A couple of weeks ago I was lucky enough to have a group of friends come across from home (more on group travel later) and I took them to one of my favourite places of our trip so far. Tubing in Vang Vieng, Laos.
We both loved our time on the river and have been bigging it up since, everyone should go to Vang Vieng. Friends visiting was the perfect time to get stuck in again. However, shortly after arriving at the river the day after arriving I began to panic.
Everything had changed but more importantly my favourite bar had gone and perhaps even more importantly all my favourite rope swings. From the first bar on the river I couldn’t see any swings at all.
Had I just dragged my non-traveller friends through nearly 24 hours of travel with the promise of incredible riches at the end, for nothing?
We quickly left the crowds of the first bar in search of more high flying fun downstream.
Thank fuck Thankfully we came across a few rope swings, all now claiming to be the biggest on the river despite only being half the size of the old ones. We made the most of all of them.
This isn’t a post about how returning somewhere again ruined it for me because it didn’t. I went with a crowd of very close friends who despite it’s changes had never experienced anything quite like it and we had an amazing time.
The fact is tubing is just not as good as it used to be – Still awesome and a must for anyone who hasn’t been and yes, I’ll probably go back again but why the change?
That’s the question I put to a guy who was telling me what it’s like to work and live in Vang Vieng. Apparently not long after I left the first time there were a couple of deaths in quick succession. As he described it, they had nothing to do with the rope swings but people getting too drunk and drowning in the river. Unfortunately the police put the blame on the swings and a number of bars closed being replaced by others deemed more safe (swing-less.)
As I wrote in our first post on tubing in Laos, no one can be wrapped in cotton wool the whole time. People have to take responsibility for their own actions be it drunk or sober and this time it’s future tubers who have suffered as a consequence.

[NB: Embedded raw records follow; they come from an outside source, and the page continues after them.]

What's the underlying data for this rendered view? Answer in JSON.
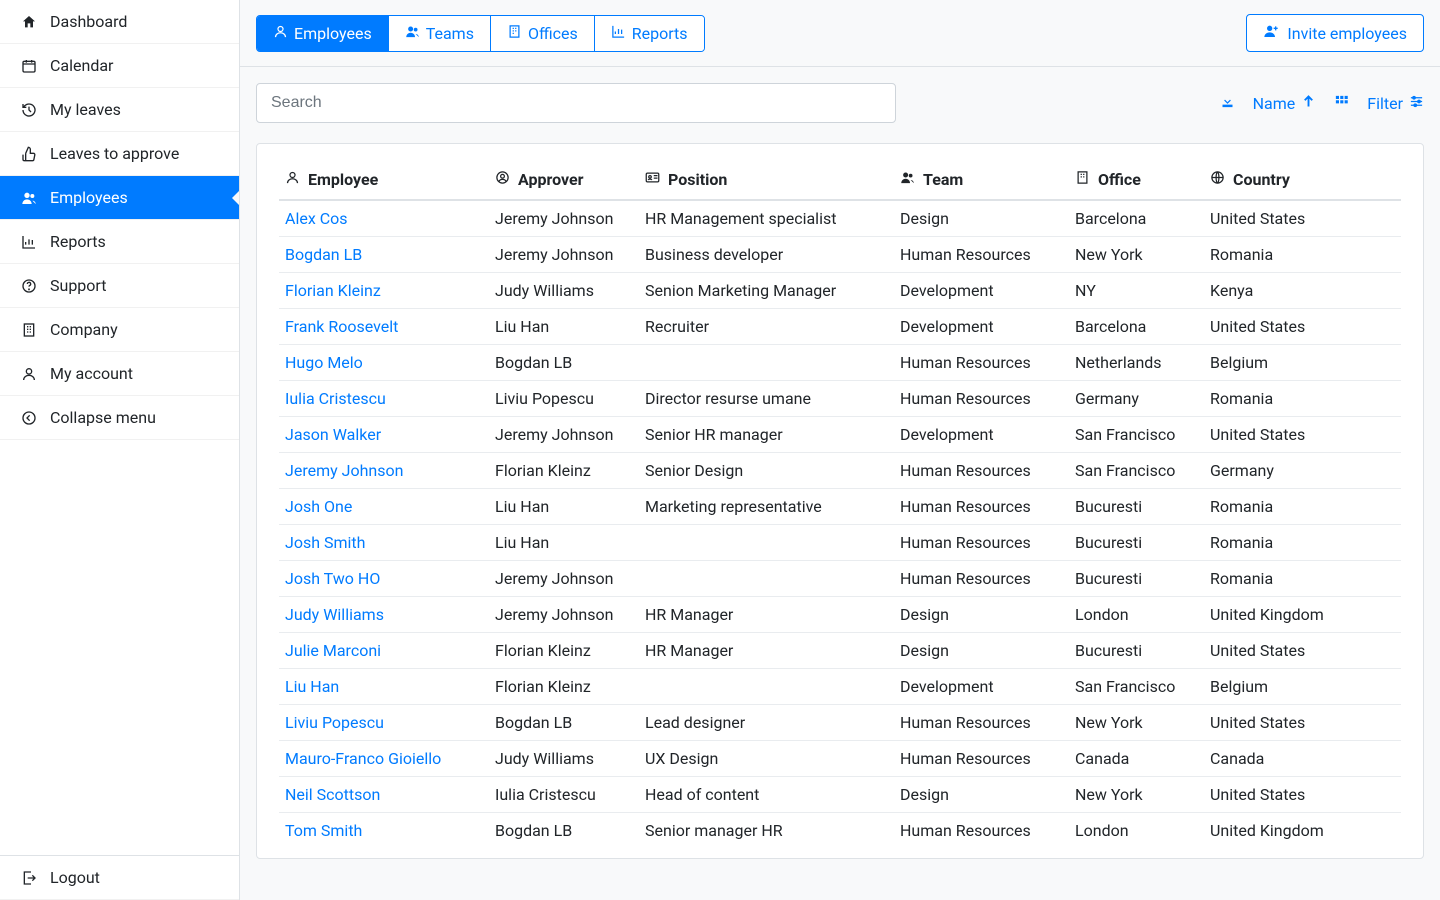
{
  "sidebar": {
    "items": [
      {
        "label": "Dashboard"
      },
      {
        "label": "Calendar"
      },
      {
        "label": "My leaves"
      },
      {
        "label": "Leaves to approve"
      },
      {
        "label": "Employees"
      },
      {
        "label": "Reports"
      },
      {
        "label": "Support"
      },
      {
        "label": "Company"
      },
      {
        "label": "My account"
      },
      {
        "label": "Collapse menu"
      }
    ],
    "logout_label": "Logout"
  },
  "tabs": {
    "employees": "Employees",
    "teams": "Teams",
    "offices": "Offices",
    "reports": "Reports"
  },
  "invite_button": "Invite employees",
  "search": {
    "placeholder": "Search"
  },
  "toolbar": {
    "name_label": "Name",
    "filter_label": "Filter"
  },
  "table": {
    "headers": {
      "employee": "Employee",
      "approver": "Approver",
      "position": "Position",
      "team": "Team",
      "office": "Office",
      "country": "Country"
    },
    "rows": [
      {
        "employee": "Alex Cos",
        "approver": "Jeremy Johnson",
        "position": "HR Management specialist",
        "team": "Design",
        "office": "Barcelona",
        "country": "United States"
      },
      {
        "employee": "Bogdan LB",
        "approver": "Jeremy Johnson",
        "position": "Business developer",
        "team": "Human Resources",
        "office": "New York",
        "country": "Romania"
      },
      {
        "employee": "Florian Kleinz",
        "approver": "Judy Williams",
        "position": "Senion Marketing Manager",
        "team": "Development",
        "office": "NY",
        "country": "Kenya"
      },
      {
        "employee": "Frank Roosevelt",
        "approver": "Liu Han",
        "position": "Recruiter",
        "team": "Development",
        "office": "Barcelona",
        "country": "United States"
      },
      {
        "employee": "Hugo Melo",
        "approver": "Bogdan LB",
        "position": "",
        "team": "Human Resources",
        "office": "Netherlands",
        "country": "Belgium"
      },
      {
        "employee": "Iulia Cristescu",
        "approver": "Liviu Popescu",
        "position": "Director resurse umane",
        "team": "Human Resources",
        "office": "Germany",
        "country": "Romania"
      },
      {
        "employee": "Jason Walker",
        "approver": "Jeremy Johnson",
        "position": "Senior HR manager",
        "team": "Development",
        "office": "San Francisco",
        "country": "United States"
      },
      {
        "employee": "Jeremy Johnson",
        "approver": "Florian Kleinz",
        "position": "Senior Design",
        "team": "Human Resources",
        "office": "San Francisco",
        "country": "Germany"
      },
      {
        "employee": "Josh One",
        "approver": "Liu Han",
        "position": "Marketing representative",
        "team": "Human Resources",
        "office": "Bucuresti",
        "country": "Romania"
      },
      {
        "employee": "Josh Smith",
        "approver": "Liu Han",
        "position": "",
        "team": "Human Resources",
        "office": "Bucuresti",
        "country": "Romania"
      },
      {
        "employee": "Josh Two HO",
        "approver": "Jeremy Johnson",
        "position": "",
        "team": "Human Resources",
        "office": "Bucuresti",
        "country": "Romania"
      },
      {
        "employee": "Judy Williams",
        "approver": "Jeremy Johnson",
        "position": "HR Manager",
        "team": "Design",
        "office": "London",
        "country": "United Kingdom"
      },
      {
        "employee": "Julie Marconi",
        "approver": "Florian Kleinz",
        "position": "HR Manager",
        "team": "Design",
        "office": "Bucuresti",
        "country": "United States"
      },
      {
        "employee": "Liu Han",
        "approver": "Florian Kleinz",
        "position": "",
        "team": "Development",
        "office": "San Francisco",
        "country": "Belgium"
      },
      {
        "employee": "Liviu Popescu",
        "approver": "Bogdan LB",
        "position": "Lead designer",
        "team": "Human Resources",
        "office": "New York",
        "country": "United States"
      },
      {
        "employee": "Mauro-Franco Gioiello",
        "approver": "Judy Williams",
        "position": "UX Design",
        "team": "Human Resources",
        "office": "Canada",
        "country": "Canada"
      },
      {
        "employee": "Neil Scottson",
        "approver": "Iulia Cristescu",
        "position": "Head of content",
        "team": "Design",
        "office": "New York",
        "country": "United States"
      },
      {
        "employee": "Tom Smith",
        "approver": "Bogdan LB",
        "position": "Senior manager HR",
        "team": "Human Resources",
        "office": "London",
        "country": "United Kingdom"
      }
    ]
  }
}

So if you’re thinking of going tubing in 2012 don’t be a dick and ruin it for the rest of us – have fun but take care and skip the odd tiger whiskey shot, it’s terrible anyway.